So today was good.  No dog snacks tasted, no parents to talk specifically to after school.  Not even any dogs visiting.  Just a regular day at preschool.

Wednesday, April 18, 2012

Transportation Pictures in Preschool

This week in Preschool we're talking about Transportation.  This is one of my all-time favorite units because there is so much fun stuff to do with it.

So far this week we have driven cars through shaving cream:

We have had all manner of traffic jams and pile-ups made at the art table:

I brought all of my sons' matchbox cars from home and put them on the carpet at center time.  You would have thought it was Christmas.  The kids went to work with the blocks and cars, making garages and highways and cities:

Unfortunately, there were also some Styrofoam packing peanuts in the matchbox car box, and these were soon pulverized by the heavy car traffic.  Soon the carpet looked as if it had been hit by a Styrofoam snowstorm.  We even had to the get the vacuum cleaner out to clean that up, which added even more excitement to the day: 

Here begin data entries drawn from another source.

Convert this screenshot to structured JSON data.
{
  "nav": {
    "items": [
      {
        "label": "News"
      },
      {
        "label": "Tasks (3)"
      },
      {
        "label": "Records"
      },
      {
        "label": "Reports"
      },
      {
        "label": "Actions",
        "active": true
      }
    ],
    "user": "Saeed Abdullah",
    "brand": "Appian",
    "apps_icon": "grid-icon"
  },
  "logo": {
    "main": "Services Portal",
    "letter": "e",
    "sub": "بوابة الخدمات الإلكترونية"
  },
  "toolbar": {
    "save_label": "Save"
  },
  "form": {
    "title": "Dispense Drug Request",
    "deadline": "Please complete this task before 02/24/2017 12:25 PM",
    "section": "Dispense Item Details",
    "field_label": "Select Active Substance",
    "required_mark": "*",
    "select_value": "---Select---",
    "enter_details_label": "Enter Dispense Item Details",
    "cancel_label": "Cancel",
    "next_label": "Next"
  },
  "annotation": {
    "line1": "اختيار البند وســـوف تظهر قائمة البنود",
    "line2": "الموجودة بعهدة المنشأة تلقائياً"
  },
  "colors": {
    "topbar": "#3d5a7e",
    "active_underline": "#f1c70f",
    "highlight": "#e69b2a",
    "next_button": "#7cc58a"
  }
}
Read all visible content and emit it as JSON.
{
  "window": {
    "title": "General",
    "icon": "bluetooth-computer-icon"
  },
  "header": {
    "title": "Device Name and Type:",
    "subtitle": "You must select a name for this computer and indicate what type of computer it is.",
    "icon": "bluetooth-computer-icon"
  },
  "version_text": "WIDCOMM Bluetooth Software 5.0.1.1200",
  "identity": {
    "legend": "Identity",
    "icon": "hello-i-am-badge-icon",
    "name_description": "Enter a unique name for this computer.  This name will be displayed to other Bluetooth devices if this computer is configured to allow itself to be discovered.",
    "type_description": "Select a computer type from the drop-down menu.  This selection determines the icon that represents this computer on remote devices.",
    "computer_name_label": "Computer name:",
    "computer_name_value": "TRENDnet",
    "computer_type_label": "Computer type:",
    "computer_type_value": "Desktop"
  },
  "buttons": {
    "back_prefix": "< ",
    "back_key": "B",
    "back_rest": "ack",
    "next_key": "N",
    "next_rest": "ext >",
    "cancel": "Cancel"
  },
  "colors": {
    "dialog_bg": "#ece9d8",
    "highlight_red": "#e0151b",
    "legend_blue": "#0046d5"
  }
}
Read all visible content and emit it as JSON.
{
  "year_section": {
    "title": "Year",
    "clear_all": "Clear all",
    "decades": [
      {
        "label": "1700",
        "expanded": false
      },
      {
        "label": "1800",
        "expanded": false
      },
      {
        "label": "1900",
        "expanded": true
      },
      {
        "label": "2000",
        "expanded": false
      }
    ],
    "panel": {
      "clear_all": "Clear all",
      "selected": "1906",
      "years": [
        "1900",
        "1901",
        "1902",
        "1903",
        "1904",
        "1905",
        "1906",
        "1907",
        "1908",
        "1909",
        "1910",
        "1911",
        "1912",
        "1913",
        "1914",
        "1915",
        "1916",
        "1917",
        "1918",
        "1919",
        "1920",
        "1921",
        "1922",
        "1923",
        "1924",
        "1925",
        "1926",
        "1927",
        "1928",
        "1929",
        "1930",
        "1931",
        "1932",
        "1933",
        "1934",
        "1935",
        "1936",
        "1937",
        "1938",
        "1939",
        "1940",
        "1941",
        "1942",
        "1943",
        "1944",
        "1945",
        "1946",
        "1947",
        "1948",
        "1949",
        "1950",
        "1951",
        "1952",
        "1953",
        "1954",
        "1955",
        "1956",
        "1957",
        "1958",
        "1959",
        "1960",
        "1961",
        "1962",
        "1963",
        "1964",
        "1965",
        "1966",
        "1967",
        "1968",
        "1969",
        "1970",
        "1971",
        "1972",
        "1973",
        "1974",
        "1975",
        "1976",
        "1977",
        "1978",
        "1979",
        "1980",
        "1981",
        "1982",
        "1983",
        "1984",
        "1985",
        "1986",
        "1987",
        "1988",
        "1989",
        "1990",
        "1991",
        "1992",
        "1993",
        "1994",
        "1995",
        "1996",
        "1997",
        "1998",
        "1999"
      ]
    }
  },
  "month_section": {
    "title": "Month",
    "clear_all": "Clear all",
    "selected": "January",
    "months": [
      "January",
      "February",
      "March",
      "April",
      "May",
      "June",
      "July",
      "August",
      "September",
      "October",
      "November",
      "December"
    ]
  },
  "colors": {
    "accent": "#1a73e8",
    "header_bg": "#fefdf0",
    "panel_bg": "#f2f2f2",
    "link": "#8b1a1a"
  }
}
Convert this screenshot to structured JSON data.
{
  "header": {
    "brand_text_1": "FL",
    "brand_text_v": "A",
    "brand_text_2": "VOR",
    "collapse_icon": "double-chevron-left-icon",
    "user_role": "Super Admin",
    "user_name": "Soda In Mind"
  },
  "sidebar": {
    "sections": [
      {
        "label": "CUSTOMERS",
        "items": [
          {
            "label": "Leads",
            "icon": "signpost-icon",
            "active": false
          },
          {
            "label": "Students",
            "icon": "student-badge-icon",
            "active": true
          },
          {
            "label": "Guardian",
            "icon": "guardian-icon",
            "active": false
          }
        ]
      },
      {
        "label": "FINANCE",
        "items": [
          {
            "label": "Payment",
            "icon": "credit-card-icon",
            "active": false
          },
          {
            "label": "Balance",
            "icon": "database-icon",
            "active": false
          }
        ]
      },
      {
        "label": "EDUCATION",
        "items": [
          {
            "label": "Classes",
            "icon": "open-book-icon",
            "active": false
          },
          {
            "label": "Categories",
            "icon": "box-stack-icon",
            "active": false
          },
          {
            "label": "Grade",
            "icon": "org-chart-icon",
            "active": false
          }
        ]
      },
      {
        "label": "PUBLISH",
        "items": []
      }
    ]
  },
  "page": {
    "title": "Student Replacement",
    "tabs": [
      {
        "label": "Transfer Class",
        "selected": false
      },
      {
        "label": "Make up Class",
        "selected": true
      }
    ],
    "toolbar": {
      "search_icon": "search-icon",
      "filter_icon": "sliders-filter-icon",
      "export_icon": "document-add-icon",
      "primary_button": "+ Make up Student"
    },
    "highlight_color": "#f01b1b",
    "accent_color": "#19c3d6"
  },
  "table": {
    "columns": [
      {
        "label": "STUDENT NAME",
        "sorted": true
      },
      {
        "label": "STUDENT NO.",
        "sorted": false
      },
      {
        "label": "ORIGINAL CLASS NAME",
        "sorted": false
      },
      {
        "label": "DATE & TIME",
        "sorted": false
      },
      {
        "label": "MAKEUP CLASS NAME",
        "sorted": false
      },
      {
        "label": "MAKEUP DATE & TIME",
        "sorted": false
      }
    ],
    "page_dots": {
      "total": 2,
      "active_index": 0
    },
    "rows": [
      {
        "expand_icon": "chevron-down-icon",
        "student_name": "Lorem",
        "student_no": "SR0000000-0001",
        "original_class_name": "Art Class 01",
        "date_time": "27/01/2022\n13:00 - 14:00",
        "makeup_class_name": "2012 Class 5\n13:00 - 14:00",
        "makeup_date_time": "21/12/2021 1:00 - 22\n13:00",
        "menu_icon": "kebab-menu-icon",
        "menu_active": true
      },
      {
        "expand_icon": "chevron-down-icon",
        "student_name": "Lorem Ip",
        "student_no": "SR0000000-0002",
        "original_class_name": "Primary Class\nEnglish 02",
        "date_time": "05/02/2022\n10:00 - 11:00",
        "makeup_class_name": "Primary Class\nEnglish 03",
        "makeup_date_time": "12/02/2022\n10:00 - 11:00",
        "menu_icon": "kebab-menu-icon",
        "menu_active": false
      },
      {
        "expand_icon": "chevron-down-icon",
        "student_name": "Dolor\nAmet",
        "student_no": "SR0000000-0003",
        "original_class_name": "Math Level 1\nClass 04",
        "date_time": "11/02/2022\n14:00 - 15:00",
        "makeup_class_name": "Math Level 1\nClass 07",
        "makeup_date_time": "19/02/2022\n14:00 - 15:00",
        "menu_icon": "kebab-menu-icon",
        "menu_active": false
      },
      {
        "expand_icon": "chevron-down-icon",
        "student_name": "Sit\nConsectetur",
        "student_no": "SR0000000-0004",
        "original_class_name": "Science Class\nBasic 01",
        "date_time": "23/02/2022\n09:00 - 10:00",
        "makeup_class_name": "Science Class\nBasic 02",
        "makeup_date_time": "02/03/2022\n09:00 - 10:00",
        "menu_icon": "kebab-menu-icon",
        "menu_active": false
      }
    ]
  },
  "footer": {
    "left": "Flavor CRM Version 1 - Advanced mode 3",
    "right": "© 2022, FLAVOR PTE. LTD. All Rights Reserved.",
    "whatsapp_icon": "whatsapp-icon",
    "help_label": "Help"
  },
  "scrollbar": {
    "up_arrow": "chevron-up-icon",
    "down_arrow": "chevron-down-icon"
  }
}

The Little People got to play with the Transportation Math mats and the vehicle erasers, which proved to be lots of fun:

(These are available as part of my Transportation Printable Set for sale in my Teacher's Notebook and Teacher's Pay Teachers store:

So many fun Transportation activities and so little time!  I'll share some more tomorrow...

Tuesday, April 17, 2012

Graphing Pets in Preschool

We had a great time graphing all about our pets last week as a part of our Pets theme.  We did several different types of graphs.  First we graphed who had a pet and who didn't:

I used a half-sheet of poster board and name labels for this one, taping on the graph categories (the yes and no) and the graph title.  I wrote all of their names on the labels ahead of time, and then I had them find their name and put their sticker on the appropriate side.  This graph is a good size to put outside our classroom door at the end of the day for the parents to see.   Perhaps the Little People realize that I like to do this, because one little girl who has told us stories about her cats and dogs all year finally had to 'fess up that she doesn't actually have any pets.  (I knew that she did not because I asked her mom a while ago, but wondered what she would say when she had to stick her name down on a "yes" or a "no" side.)

You don't see it on this graph (because I recreated the graph at home to take a picture of it), but after everyone makes their pick, we count how many people picked one category or another, and then one Little Person comes up and writes that number on that side of the graph.

The next day we graphed what kind of pet everyone had.  Dogs and "no pets" definitely won on this graph, although if I had to do it again, I would have more than one card for each child, so they could put their name in more than one column if they had more than one type of pet.

I used my "graphing" pocket chart for this one.  It's actually a "hundreds" chart, but it works perfectly for graphing.  The only thing I would do differently next time is have the Little People write their names on the cards themselves.

Next we graphed whether their pet was an inside pet or an outside pet.  When at first they had trouble with understanding what this meant, I asked whether their pet slept outside or inside.   If they didn't have a pet, they got to tell me what kind of pet they might like to have some day, and whether they would want it to sleep inside or outside.

For this graph I used my large white board and our magnetized popsicle name sticks.

Finally, to make the playing field level for all (meaning that I gave both the pet owners and the non-pet owners equal opportunity) I asked them what kind of make-believe pet they would like to have out of the ones shown on the graph.  They especially seemed to enjoy this.

I used chart paper and labels for this graph, taping the pet cards on at the bottom and the graph title at the top.

The pictures and graph titles for all of these graphs are my printables that I just in my teacher stores.
You can see them in the store here - thanks for looking!